"5,500 children die from dehydration in Africa every day. That is a scandal. A scandal and an absolute tragedy."
Images from Le Craic
Simon Berry is visibly disturbed by this fact. His distaste at the thought is evident, and he's almost emotional. “One in 5 children under 5 die every day. African teenagers are dying of crime, AIDS and worse but these children are have such potential. They are the future. How could I not do something?"
Simon is at 2gether08 in London to look for help. He has been working on raising awareness of this fact for twenty years, but 2008 has been one where action is being taken.
His Facebook group “Let's talk to Coca Cola about saving the World's children” has over 2,900 members and is growing by almost 50 people a day. Since its creation Simon has raised awareness in Ireland and the UK (I found out about it through AJ over on Le Craic) and has met Salvatore Gabola, the Global Director of Stakeholder Relations for Coca-Cola, in Brussels to talk about his idea.
"Although Africa is a huge continent", says Simon, "because of the power of Coca-Cola's distribution network, almost everywhere you go you can almost be guaranteed to find a bottle of Coke for sale. What we're trying to achieve is using Coca-Cola's massive distribution system to deliver rehydration salts to remote places where children need them".
"This is in no way anti Coca-Cola. All I'm trying to do is ask them to help, but without the major complications that can come with campaigns like this. They have a lot of innovation in many areas and I'm hoping to capitalise on that and have people get out of the “corporate box” and into a place where dialogue can happen".

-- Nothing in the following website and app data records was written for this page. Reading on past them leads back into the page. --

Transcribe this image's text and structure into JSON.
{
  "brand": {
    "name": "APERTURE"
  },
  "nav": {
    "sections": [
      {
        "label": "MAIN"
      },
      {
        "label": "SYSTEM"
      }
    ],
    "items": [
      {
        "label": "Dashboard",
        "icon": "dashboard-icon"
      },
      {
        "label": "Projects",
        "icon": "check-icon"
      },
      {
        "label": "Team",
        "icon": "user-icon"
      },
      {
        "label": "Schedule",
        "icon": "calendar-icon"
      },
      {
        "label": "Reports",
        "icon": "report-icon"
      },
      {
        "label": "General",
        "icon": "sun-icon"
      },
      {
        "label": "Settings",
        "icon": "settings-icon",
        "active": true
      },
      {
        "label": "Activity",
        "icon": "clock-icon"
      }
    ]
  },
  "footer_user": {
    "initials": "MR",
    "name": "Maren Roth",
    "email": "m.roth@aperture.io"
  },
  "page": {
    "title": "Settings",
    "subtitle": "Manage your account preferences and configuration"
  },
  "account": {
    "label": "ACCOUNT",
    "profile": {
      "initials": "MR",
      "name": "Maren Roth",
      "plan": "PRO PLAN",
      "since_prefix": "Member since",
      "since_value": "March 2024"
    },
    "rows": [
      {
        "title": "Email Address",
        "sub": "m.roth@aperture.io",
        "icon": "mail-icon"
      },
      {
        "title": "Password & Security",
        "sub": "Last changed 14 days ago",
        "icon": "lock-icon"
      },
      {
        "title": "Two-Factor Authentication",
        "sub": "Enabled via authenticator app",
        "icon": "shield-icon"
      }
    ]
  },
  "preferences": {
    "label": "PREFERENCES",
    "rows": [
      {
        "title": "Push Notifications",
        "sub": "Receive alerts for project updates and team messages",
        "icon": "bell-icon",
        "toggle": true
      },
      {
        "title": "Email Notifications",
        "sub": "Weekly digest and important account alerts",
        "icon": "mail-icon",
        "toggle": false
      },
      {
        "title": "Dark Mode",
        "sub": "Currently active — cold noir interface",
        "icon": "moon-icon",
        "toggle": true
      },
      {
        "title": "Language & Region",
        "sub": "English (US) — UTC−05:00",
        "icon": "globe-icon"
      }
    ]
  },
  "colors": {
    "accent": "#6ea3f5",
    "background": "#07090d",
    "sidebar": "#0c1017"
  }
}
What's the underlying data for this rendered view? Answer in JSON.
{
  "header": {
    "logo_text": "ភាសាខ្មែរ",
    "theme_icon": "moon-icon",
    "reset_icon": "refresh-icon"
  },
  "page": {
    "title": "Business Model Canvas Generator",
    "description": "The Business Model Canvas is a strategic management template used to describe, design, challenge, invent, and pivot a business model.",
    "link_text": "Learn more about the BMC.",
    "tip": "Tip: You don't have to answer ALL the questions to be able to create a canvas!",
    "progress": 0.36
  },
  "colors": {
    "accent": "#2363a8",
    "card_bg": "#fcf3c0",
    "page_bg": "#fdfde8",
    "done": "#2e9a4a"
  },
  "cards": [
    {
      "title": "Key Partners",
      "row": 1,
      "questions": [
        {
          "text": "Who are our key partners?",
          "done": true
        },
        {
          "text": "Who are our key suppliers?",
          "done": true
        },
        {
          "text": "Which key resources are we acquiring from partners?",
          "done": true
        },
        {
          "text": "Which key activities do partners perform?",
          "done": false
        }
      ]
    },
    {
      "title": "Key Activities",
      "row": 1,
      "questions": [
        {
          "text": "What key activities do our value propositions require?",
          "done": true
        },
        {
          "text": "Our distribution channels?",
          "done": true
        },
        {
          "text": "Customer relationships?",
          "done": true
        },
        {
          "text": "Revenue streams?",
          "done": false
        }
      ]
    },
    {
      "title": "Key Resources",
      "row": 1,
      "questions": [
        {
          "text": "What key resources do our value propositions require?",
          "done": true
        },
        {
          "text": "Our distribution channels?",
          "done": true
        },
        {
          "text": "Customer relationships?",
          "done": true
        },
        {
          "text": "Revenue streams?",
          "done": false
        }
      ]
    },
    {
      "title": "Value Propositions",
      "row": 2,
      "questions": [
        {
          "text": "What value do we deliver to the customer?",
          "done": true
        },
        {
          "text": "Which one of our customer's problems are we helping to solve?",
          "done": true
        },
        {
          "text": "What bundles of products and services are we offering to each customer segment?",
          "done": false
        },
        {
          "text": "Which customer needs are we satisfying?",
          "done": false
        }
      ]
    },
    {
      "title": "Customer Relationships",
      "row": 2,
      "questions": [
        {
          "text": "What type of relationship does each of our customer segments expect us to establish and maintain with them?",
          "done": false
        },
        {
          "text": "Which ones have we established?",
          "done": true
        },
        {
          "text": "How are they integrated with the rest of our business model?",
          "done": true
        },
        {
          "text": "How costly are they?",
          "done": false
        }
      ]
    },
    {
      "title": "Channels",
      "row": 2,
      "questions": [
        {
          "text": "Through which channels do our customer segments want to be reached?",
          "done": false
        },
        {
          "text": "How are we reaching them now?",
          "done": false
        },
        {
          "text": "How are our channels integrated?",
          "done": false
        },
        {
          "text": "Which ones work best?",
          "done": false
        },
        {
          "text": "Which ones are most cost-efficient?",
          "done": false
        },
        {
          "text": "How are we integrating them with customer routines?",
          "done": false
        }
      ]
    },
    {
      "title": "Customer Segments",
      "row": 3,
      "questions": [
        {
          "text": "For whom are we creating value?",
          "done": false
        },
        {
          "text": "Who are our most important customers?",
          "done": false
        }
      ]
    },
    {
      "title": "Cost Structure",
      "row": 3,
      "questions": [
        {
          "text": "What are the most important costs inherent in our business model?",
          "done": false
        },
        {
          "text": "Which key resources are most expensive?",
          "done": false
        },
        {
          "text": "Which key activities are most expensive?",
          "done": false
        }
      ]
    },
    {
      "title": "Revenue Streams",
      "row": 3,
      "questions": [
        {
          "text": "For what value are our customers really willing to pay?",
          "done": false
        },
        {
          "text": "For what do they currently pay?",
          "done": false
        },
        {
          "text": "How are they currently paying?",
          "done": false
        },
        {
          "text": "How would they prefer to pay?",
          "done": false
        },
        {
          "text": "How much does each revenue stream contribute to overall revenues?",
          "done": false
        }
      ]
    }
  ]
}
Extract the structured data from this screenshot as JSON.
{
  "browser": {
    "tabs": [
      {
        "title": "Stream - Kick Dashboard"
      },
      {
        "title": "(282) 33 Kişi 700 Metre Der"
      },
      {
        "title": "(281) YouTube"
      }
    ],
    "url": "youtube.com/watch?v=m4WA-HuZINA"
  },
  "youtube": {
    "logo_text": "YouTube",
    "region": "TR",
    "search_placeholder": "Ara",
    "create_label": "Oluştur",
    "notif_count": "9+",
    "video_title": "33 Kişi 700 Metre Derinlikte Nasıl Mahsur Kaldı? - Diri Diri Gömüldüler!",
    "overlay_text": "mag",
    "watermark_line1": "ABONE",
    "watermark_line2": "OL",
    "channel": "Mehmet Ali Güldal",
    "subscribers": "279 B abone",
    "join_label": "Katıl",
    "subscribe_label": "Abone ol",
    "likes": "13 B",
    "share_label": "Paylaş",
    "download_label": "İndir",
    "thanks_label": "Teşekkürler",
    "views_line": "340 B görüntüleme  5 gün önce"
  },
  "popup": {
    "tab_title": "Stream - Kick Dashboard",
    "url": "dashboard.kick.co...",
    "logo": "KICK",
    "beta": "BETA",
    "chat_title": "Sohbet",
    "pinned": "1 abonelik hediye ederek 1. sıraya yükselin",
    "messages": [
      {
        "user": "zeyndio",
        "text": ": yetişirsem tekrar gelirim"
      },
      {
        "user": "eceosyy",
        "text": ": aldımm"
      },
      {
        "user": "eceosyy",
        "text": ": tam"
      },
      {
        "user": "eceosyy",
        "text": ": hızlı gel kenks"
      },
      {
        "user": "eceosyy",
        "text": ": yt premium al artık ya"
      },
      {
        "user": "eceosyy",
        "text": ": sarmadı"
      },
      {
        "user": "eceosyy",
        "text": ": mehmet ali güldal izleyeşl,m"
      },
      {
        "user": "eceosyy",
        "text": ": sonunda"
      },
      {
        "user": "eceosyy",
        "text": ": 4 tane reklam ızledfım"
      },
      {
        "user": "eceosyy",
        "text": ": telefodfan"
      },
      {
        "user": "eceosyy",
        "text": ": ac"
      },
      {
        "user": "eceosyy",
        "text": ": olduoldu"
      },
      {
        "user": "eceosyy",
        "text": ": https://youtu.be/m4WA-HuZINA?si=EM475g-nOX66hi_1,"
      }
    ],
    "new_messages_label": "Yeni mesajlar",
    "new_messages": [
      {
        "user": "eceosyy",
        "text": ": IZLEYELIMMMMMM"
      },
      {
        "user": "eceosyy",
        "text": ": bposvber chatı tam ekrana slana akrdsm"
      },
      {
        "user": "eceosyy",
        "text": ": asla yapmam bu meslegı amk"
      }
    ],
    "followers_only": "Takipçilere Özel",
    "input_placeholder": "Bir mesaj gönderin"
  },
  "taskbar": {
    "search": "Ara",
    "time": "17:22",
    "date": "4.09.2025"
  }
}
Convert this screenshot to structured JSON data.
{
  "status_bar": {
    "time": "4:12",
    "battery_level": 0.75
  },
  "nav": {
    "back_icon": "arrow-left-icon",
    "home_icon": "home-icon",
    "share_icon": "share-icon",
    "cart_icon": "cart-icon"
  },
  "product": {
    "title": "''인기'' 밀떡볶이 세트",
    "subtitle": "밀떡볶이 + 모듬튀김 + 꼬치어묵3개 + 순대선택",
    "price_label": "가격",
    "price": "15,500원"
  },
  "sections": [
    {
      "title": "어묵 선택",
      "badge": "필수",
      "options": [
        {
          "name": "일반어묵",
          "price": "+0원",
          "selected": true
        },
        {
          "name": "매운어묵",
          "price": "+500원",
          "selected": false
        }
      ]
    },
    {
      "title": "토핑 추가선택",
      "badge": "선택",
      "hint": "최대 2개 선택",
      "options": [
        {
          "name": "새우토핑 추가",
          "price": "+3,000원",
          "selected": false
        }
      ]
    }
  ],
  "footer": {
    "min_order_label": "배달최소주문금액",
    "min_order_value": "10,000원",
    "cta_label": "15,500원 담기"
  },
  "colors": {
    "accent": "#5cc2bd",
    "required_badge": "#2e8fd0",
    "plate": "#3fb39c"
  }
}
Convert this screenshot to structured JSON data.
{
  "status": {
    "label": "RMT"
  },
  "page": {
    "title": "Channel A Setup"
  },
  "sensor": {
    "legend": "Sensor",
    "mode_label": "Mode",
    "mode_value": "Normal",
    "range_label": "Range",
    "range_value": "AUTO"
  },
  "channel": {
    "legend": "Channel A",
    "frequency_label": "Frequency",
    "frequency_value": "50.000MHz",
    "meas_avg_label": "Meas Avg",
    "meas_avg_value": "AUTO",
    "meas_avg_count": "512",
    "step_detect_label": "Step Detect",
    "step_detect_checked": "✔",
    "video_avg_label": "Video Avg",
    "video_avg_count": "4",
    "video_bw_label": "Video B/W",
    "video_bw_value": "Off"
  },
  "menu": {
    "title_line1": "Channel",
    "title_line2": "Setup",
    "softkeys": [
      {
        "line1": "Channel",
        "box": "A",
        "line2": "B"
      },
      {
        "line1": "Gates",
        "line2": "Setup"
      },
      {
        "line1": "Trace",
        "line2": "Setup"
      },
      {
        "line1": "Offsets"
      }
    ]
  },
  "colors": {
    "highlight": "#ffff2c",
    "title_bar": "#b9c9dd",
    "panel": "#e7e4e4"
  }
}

Simon's involvement dates back twenty years, when he worked in a very remote part of North East Zambia, but back then "there was no internet, no traction, no visibility" - he was only one person and there was a fear of a “who does he think he is then” reaction. He used Facebook mainly for keeping in touch with his grown up children.
It was when Gordon Brown set up the "business call for action" conference gathering together the CEOs of Multinationals with the aim to discussing the eradication of poverty in Africa that he decided to use the internet to help in raising awareness.
"I blogged about it but got little reaction. It seemed it was only me talking about this, that people didn't seem to know. But then I was driving home one evening and in a wonderful moment of synchronicity heard Annie Lennox on Desert Island Discs. She was speaking of the same crisis. I stopped the car immediately and rang my wife Jane. “Did you hear that?” “Yes, it was amazing” she said."
"We can distribute Coca Cola all around the World but we can't seem to get medication to save a child from something as simple as diarrhoea and I think that that is wrong. You know, you have a choice you either get involved with an issue or you walk away from it. I think it's a human rights issue and I feel very passionately about human rights." (Annie Lennox)
Simon set up a group on Facebook on May 18, 2008 and invited his friends to join, asking them to invite their friends and sent them status updates. "It grew from there" he says. Indeed, the membership grew from zero to 2,115 in 26 days.
On iPM, a BBC radio 4 programme where listeners formulate the programme, they got Eve Graham from The New Seekers, singers of possibly the best known Coke jingle to sing new lyrics. (Hear that here.) It has resulted in a telephone conference in early June and a subsequent invitation by train to Brussels to meet “the right person in Coca-Cola to help with this. They are very enthusiastic, very eager, but it has to be sold to the company on many levels."
Coincidentally Coca-Cola had been looking into doing this, and have started a research project in Tanzania. Simon is in contact with him and will be telling his story over on his blog.
Facebook has been for Simon a blessing. "I started this project 7,350 days ago and hadn't achieved much. Since I started the Facebook group there are over 2,800 people behind the campaign, I've spoken and met with Coca-Cola and we have a real opportunity to do something about this. The next big challenge is to get an international NGO involved and then some local agencies, to really start making that difference."
So how can people help?
"Go to Facebook and join the Coca-Cola group. Invite all your friends to join. This isn't about spamming or bothering people - it's only because of all the people who have become involved so far that this has been a success. You can help make a difference.
If bloggers could share the information; if, like AJ people could design graphics or banners; if people could offer the campaign help or advice in communications, in marketing or technology; if anyone has any contacts or idea that they think could contribute to helping make this idea a reality, it would be great if you could get involved.
5,500 children die every day in Africa before the age of 5. This initiative could save thousands and thousands of children's lives through collaboration between the private and NGO sector. And now we are talking."
I'm joining AJ at Le Craic, the Galway Greens and Caricatures Ireland in the bloggers (that I know of) who are raising awareness for this. I hope you'll help share the story as well.